Another flag graced our skies in June: the Pan-African flag, with its vivid red, black and green stripes. We hoisted the flag in honor of Juneteenth, our nation’s second Independence Day. On June 19, 1865, slavery in the United States truly ended when Union troops marched into Texas to enforce the Emancipation Proclamation—more than two years after President Abraham Lincoln issued it on Jan. 1, 1863. More than 250,000 Black people still held in slavery in Texas were finally freed, and that day came to be known as “Juneteenth,” a combination of the words June and nineteenth.
Juneteenth has long been observed by the Black community as a time to celebrate African-American culture and achievement. It slowly became mainstream, and in June 2021, President Biden proclaimed it a national holiday.
The history of the African-American community in Provincetown dates back a few hundred years. Provincetown was reportedly a station on the Underground Railroad, which helped enslaved Blacks escape to Canada. About a century later, Black artists, singers and writers came here to enjoy freedoms they were denied elsewhere. Among them were writer James Baldwin and musical icons such as Eartha Kitt, Ella Fitzgerald and Billie Holiday, among others.
The Portuguese Flag
The Portuguese community is an important part of Provincetown, which has a storied seafaring history featuring whaling, piracy and especially fishing. Portuguese immigrants helped establish the fishing industry that was our region’s lifeblood for many years. Their contribution is celebrated every year in the Provincetown Portuguese Festival, which honors Portuguese traditions.
At one time, more than 150 fishing boats—most manned by Portuguese fishermen—made their home in our harbor. In 1947, two Provincetown fishermen visited Gloucester for the annual Blessing of the Fishing Fleet, a ceremony to honor and protect New Englanders who depended on the sea to feed their families and local residents. It has remained a tradition for more than 70 years.
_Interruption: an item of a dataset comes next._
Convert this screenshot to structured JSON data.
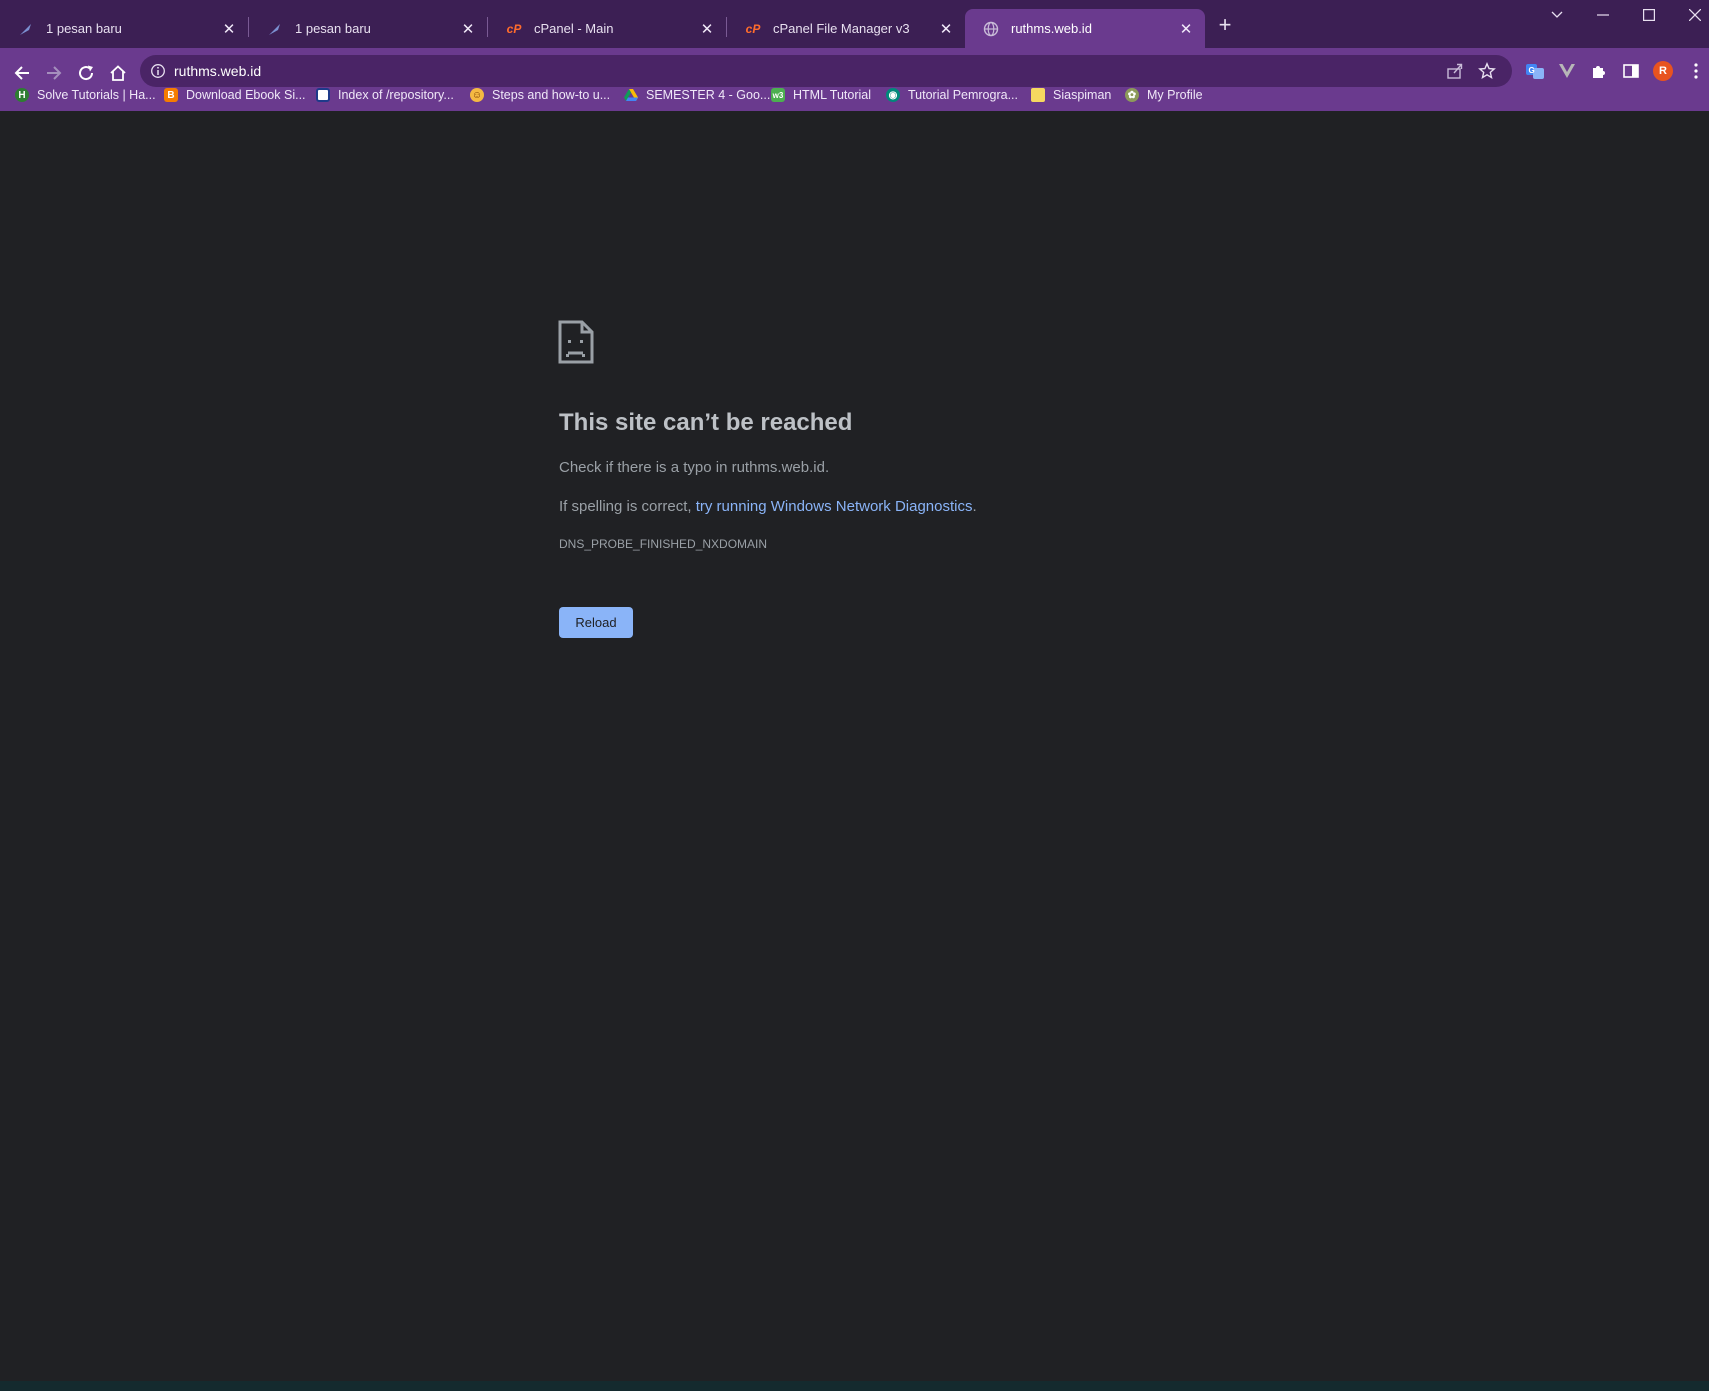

It’s important to note that the Portuguese community was among the first to welcome African-Americans to Provincetown. The Portuguese, some of whom had darker skin, were not welcomed by the Yankees when they first arrived here. Knowing the sting of discrimination, they wanted to help the enslaved Blacks passing through Provincetown on their journey to freedom.
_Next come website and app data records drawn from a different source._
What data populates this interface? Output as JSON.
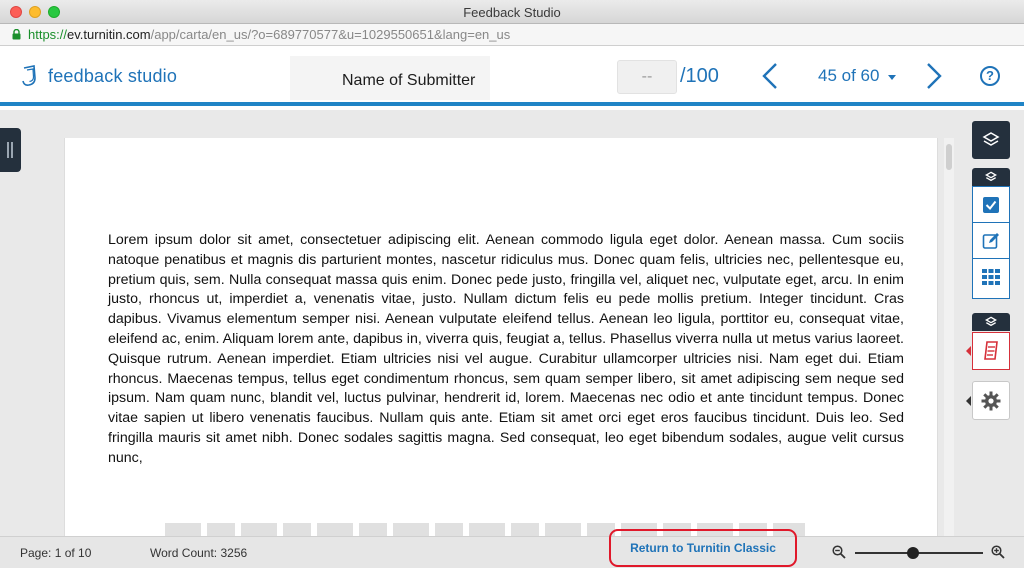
{
  "window": {
    "title": "Feedback Studio"
  },
  "browser": {
    "url_protocol": "https://",
    "url_host": "ev.turnitin.com",
    "url_path": "/app/carta/en_us/?o=689770577&u=1029550651&lang=en_us"
  },
  "header": {
    "logo_text": "feedback studio",
    "submitter_name": "Name of Submitter",
    "score_value": "--",
    "score_total": "/100",
    "page_position": "45 of 60",
    "help_label": "?"
  },
  "document": {
    "body": "Lorem ipsum dolor sit amet, consectetuer adipiscing elit. Aenean commodo ligula eget dolor. Aenean massa. Cum sociis natoque penatibus et magnis dis parturient montes, nascetur ridiculus mus. Donec quam felis, ultricies nec, pellentesque eu, pretium quis, sem. Nulla consequat massa quis enim. Donec pede justo, fringilla vel, aliquet nec, vulputate eget, arcu. In enim justo, rhoncus ut, imperdiet a, venenatis vitae, justo. Nullam dictum felis eu pede mollis pretium. Integer tincidunt. Cras dapibus. Vivamus elementum semper nisi. Aenean vulputate eleifend tellus. Aenean leo ligula, porttitor eu, consequat vitae, eleifend ac, enim. Aliquam lorem ante, dapibus in, viverra quis, feugiat a, tellus. Phasellus viverra nulla ut metus varius laoreet. Quisque rutrum. Aenean imperdiet. Etiam ultricies nisi vel augue. Curabitur ullamcorper ultricies nisi. Nam eget dui. Etiam rhoncus. Maecenas tempus, tellus eget condimentum rhoncus, sem quam semper libero, sit amet adipiscing sem neque sed ipsum. Nam quam nunc, blandit vel, luctus pulvinar, hendrerit id, lorem. Maecenas nec odio et ante tincidunt tempus. Donec vitae sapien ut libero venenatis faucibus. Nullam quis ante. Etiam sit amet orci eget eros faucibus tincidunt. Duis leo. Sed fringilla mauris sit amet nibh. Donec sodales sagittis magna. Sed consequat, leo eget bibendum sodales, augue velit cursus nunc,"
  },
  "status": {
    "page_label": "Page: 1 of 10",
    "word_count_label": "Word Count: 3256",
    "return_button_label": "Return to Turnitin Classic",
    "zoom_level": 0.45
  },
  "colors": {
    "brand_blue": "#1f73b8",
    "header_rule": "#1f84c6",
    "toolbar_dark": "#24303d",
    "similarity_red": "#d6303a",
    "highlight_red": "#e0182a"
  },
  "icons": {
    "lock": "lock-icon",
    "layers": "layers-icon",
    "check": "check-icon",
    "edit": "edit-icon",
    "grid": "grid-icon",
    "similarity": "similarity-report-icon",
    "settings": "gear-icon",
    "zoom_out": "zoom-out-icon",
    "zoom_in": "zoom-in-icon"
  }
}
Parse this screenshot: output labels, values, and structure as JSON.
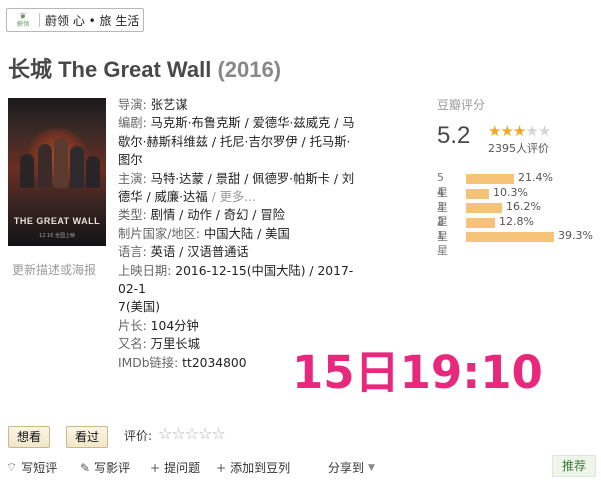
{
  "brand": {
    "logo_glyph": "❦",
    "logo_text": "蔚领",
    "name": "蔚领 心 • 旅 生活"
  },
  "movie": {
    "title": "长城 The Great Wall",
    "year": "(2016)"
  },
  "poster": {
    "title": "THE GREAT WALL",
    "caption": "12.16 全国上映"
  },
  "update_link": "更新描述或海报",
  "info": {
    "director_label": "导演:",
    "director": "张艺谋",
    "writer_label": "编剧:",
    "writers_line1": "马克斯·布鲁克斯 / 爱德华·兹威克 / 马",
    "writers_line2": "歇尔·赫斯科维兹 / 托尼·吉尔罗伊 / 托马斯·",
    "writers_line3": "图尔",
    "cast_label": "主演:",
    "cast_line1": "马特·达蒙 / 景甜 / 佩德罗·帕斯卡 / 刘",
    "cast_line2": "德华 / 威廉·达福",
    "cast_more": "/ 更多...",
    "genre_label": "类型:",
    "genre": "剧情 / 动作 / 奇幻 / 冒险",
    "country_label": "制片国家/地区:",
    "country": "中国大陆 / 美国",
    "language_label": "语言:",
    "language": "英语 / 汉语普通话",
    "release_label": "上映日期:",
    "release_line1": "2016-12-15(中国大陆) / 2017-02-1",
    "release_line2": "7(美国)",
    "runtime_label": "片长:",
    "runtime": "104分钟",
    "aka_label": "又名:",
    "aka": "万里长城",
    "imdb_label": "IMDb链接:",
    "imdb": "tt2034800"
  },
  "rating": {
    "label": "豆瓣评分",
    "score": "5.2",
    "stars_filled": 2.5,
    "stars_total": 5,
    "count_text": "2395人评价",
    "distribution": [
      {
        "star": "5星",
        "percent": "21.4%",
        "value": 21.4
      },
      {
        "star": "4星",
        "percent": "10.3%",
        "value": 10.3
      },
      {
        "star": "3星",
        "percent": "16.2%",
        "value": 16.2
      },
      {
        "star": "2星",
        "percent": "12.8%",
        "value": 12.8
      },
      {
        "star": "1星",
        "percent": "39.3%",
        "value": 39.3
      }
    ]
  },
  "overlay_time": "15日19:10",
  "actions": {
    "want": "想看",
    "seen": "看过",
    "rate_label": "评价:",
    "rate_stars": "☆☆☆☆☆"
  },
  "bottom_bar": {
    "short_review": "写短评",
    "review": "写影评",
    "question": "提问题",
    "add_list": "添加到豆列",
    "share": "分享到",
    "recommend": "推荐"
  },
  "colors": {
    "stamp": "#e8287c",
    "star": "#f5a623",
    "bar": "#f4c378",
    "recommend_text": "#3b7a3b"
  }
}
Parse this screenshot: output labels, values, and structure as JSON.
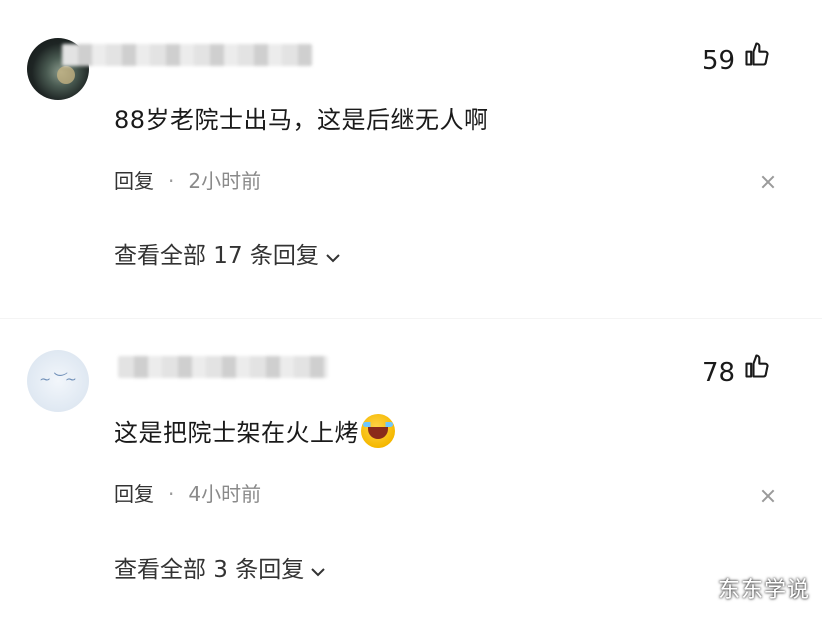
{
  "comments": [
    {
      "username_blurred": "",
      "likes": "59",
      "text": "88岁老院士出马，这是后继无人啊",
      "reply_label": "回复",
      "separator": "·",
      "time": "2小时前",
      "view_replies": "查看全部 17 条回复"
    },
    {
      "username_blurred": "",
      "likes": "78",
      "text": "这是把院士架在火上烤",
      "reply_label": "回复",
      "separator": "·",
      "time": "4小时前",
      "view_replies": "查看全部 3 条回复"
    }
  ],
  "icons": {
    "like": "thumbs-up-icon",
    "close": "close-icon",
    "chevron": "chevron-down-icon",
    "emoji": "laughing-crying-emoji"
  },
  "watermark": "东东学说"
}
The Jamaican Flag
On August 6, Jamaican Independence Day, we flew the Jamaican flag over High Pole Hill. On that date in 1962, the Colony of Jamaica gained its independence from Great Britain.
2021 was the first year in which we flew the Jamaican flag. Initially, people from Jamaica came to Provincetown to support our booming summer season, but over time many have settled in and become year-round residents. We now have several generations of residents with Jamaican heritage that are part of the life-blood of Provincetown.
This is a town that is built upon tourism, and the service industry—food and lodging—is central to our economy. We literally could not survive without our Jamaican brothers and sisters, and so we flew their national flag out of respect and with appreciation for the ways they’ve enriched our community.
Flying High and Standing Tall
Flying these flags is one of the many ways we demonstrate our commitment to welcoming pilgrims of all kinds— including Afro-Caribbean, Jamaicans, Eastern Europeans, Portuguese, gays, straights, transgendered, artists, environmentalists and others. This gesture exemplifies PMPM’s core values and our ongoing mission to foster and promote TRUTH: Tolerance-Respect-Unity-Trust-and Her-His and Their story.
Our mission reflects what Provincetown itself is all about: acceptance and tolerance for any and all who come here. It is our fervent desire to promote those values not only within our community but across our whole nation and globe.